Taylor, 31, the political coordinator for the state AFL-CIO labor federation, attributed his win to his supporters who showed up at the polls, and to his campaigning.

“I knocked on over 550 doors multiple times in town, and I burned up a lot of shoe leather,” he said. “So I feel like that was a big impact on the race.”

Taylor also ran in a contested primary this spring, which may have given him a head start.

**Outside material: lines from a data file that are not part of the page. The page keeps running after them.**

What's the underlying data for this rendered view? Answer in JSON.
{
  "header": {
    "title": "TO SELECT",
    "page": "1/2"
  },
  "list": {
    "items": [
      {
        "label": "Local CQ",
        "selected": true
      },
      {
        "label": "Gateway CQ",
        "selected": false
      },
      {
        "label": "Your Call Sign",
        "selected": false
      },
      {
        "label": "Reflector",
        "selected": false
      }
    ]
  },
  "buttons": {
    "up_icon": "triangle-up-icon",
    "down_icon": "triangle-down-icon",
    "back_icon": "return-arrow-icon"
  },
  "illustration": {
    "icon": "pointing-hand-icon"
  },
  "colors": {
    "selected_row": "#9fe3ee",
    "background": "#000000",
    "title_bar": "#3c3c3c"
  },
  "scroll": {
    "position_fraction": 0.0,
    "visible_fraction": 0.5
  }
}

One voter he saw in the spring was Brandon DeMoss, 33, a business analyst for the state, who said he voted for him because “He’s the only one who showed up at my door and talked to me.”

Joseph Greathouse
In interviews at the polls, voters generally said personal knowledge of the candidates, or affinity with them, drove their choices in the race.

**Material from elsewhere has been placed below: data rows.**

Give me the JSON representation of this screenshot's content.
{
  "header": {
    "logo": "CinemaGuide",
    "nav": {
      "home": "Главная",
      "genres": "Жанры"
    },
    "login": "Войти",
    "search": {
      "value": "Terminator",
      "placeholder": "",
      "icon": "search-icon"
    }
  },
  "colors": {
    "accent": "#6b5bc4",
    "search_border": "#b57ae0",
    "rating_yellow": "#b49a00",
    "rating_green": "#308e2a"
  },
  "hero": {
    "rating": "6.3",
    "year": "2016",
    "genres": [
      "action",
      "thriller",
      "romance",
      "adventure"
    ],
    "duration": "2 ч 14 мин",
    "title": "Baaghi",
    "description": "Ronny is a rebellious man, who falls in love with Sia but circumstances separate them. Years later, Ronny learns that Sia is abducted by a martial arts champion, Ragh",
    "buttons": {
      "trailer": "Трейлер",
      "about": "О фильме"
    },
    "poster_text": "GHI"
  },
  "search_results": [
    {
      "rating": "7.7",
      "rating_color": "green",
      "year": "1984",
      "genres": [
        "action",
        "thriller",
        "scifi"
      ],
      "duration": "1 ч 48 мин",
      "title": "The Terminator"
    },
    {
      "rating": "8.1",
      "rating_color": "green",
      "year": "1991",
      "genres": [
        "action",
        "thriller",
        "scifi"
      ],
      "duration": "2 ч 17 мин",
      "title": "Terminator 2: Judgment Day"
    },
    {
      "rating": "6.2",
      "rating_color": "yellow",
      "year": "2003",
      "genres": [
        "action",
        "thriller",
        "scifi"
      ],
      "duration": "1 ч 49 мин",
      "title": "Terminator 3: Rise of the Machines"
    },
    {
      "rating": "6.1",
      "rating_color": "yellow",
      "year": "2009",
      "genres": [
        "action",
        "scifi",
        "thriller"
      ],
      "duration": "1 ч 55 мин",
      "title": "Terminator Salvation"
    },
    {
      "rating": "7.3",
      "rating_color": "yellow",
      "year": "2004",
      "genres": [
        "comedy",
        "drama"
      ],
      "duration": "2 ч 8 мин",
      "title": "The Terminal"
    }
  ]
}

Thad Kesters, 44, a registered Republican who works for a video production company, said he voted for Greathouse because “My in-laws are farmers, and he’s a farmer.” Geologist Ray Daniel, 63, a registered Democrat, said he chose Greathouse because “I’ve known him and his family along time, and I trust the man.”

Taylor said before the election that some of his major concerns on Fiscal Court will be working on the Weisenberger Mill Bridge replacement (a state project) and flooding on Williams Lane, as well as addressing traffic issues in downtown Versailles in ways that do not increase traffic on Midway Road, US 62.

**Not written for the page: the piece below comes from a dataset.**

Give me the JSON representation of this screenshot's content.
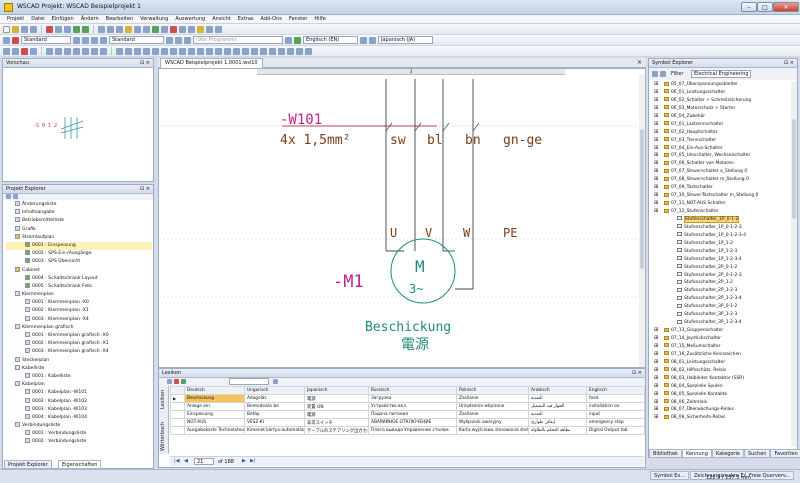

He said other priorities will be maintaining an economy that preserves the county’s roots in its agricultural community, improving Midway’s relationship with the rest of the county, and increasing transparency and accessibility of county government by live-streaming Fiscal Court meetings and creating an online portal for citizens to report and track road problems and repairs.

Taylor will succeed Linda Popp, whom he defeated in the May primary. “I think that a lot of folks are really excited about what we’re going to do to move forward in the community,” Taylor said.

Mayor coasts to re-election, credits accomplishments

Vandegrift spoke at his Aug. 14 campaign kickoff.
By Hannah Woosley
University of Kentucky School of Journalism and Media

Mayor Grayson Vandegrift won a second term as mayor of Midway with 588 votes over his challenger and School Board Chair Ambrose Wilson IV, who got 239 votes.

After his 71 percent win, Vandegrift said he thinks Midway residents re-elected him because he showed he had a “very inclusive administration” that has accomplished a lot.

“We brought in so many new jobs and all of a sudden our economic future went from . . . uncertain, and now it’s clear our economic path is set for the future,” he said. “Also, the work we did around town on our parks, our infrastructure, our storm and sewer work.”

Vandegrift announced his candidacy for a second term more than a year before the election, in October 2017. Wilson, 67, entered the race on the Aug. 14 filing deadline, and stressed his experience in business and state government.

In an interview, Wilson said he thinks the future of Midway is bright. “I congratulate Grayson on his victory and I look forward to working with him and the new city council in any way I can,” he said. “I look forward to helping in any way I can to move Midway forward.”

Vandegrift said he thinks people were happy with his first four-year term. “Now I look forward to trying to do even better the next four years,” he said.

The mayor said his hard work and conversations with residents helped, ending with his second city-wide canvass on Nov. 3. “I knocked on every door in town again,” he said.

That sort of attention pleased Melissa Wilson, 46, who is disabled. "Vandegrift came to the house, addressing concerning topics such as updates to the cemetery and speed limit," she said.

Generally, most voters interviewed at the polling place said they saw no reason to change mayors.

“I thought he did all right,” said retiree Sharon Staff, 67. “I’ve got no complaints.”

Justice Heltzel, who lives across from Northside Elementary School, the polling place, said after he voted, “The mayor has done a lot of good stuff since we moved here two years ago, and he’s been very personable, and every time you see him out, he says ‘hello’ and I feel like that’s really important.”

Information for this story was also gathered by UK journalism student Thomas Franconia.